Elephant Feet (2011) dir. Dan Geesin
Review By Greg Klymkiw
We've all had weird BandAid jobs in our lives. God knows, I've had a few. You know, the sort of occupation that provides temporary financial relief when one needs cash - any cash - like a boo-boo on your finger that feels so much better when you squirt some Polysporin on it and then cover it up with a good old fashioned plastic bandage.
Usually these jobs are so out of our element that we often feel like strangers in our own land.
Thomas (Josh Meyers) goes one step further - he's a foreigner in Holland and takes a decidedly brain-dead McJob in an all night gas station and convenience store.
He's a stranger in a strange land, multiplied by two.
With Elephant Feet, Writer-Director Dan Geesin marries vaguely surreal with borderline neorealist styling to deliver a very funny short film about a night in the life of this clerk and the parade of late-night denizens of the dark who enter his dull-as-dishwater domain. Geesin cleverly sets up the dull procedures of Josh's work, follows him through the toil and at times brilliantly shifts perspective and point of view so that we're never quite sure if our protagonist is being watched by the surveillance cameras and/or someone and/or something else.
The movie is often as disquieting as it is funny and Meyers delivers a fine performance as the man who would rather not be there, but eventually attacks his McJob with unexpected relish.
We've all been there and done that, but what's especially creepy and compelling about the film is just how rooted in the reality of the unreal it is - not unlike life, really.

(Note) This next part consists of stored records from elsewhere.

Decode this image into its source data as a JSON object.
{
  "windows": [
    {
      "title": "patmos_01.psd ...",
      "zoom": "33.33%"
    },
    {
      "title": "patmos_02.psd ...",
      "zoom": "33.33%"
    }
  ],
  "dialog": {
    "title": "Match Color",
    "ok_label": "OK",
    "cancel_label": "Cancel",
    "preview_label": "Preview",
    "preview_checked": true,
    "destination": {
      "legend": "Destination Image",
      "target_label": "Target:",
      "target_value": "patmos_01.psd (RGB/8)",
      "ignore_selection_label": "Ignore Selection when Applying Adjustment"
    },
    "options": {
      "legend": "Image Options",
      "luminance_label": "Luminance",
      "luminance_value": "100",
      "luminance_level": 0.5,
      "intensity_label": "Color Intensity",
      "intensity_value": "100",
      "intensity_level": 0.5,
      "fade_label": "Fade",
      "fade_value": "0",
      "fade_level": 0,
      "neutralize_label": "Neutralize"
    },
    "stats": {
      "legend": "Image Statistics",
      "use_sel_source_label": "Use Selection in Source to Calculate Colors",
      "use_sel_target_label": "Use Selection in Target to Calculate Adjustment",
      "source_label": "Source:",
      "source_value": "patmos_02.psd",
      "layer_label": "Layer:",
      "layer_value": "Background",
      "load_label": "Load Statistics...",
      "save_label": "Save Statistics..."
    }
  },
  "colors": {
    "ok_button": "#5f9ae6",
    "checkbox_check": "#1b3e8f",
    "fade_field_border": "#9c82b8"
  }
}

"Elephant Feet" is playing at the Canadian Film Centre Worldwide Short Film Festival in the Official Selection programme entitled "Someone To Watch Over Me" at the Isabel Bader Theatre: Thursday June 7, 7:00 pm and Bloor Hot Docs Cinema: Saturday June 9, 4:30 pm. For more information, contact the Festival website HERE.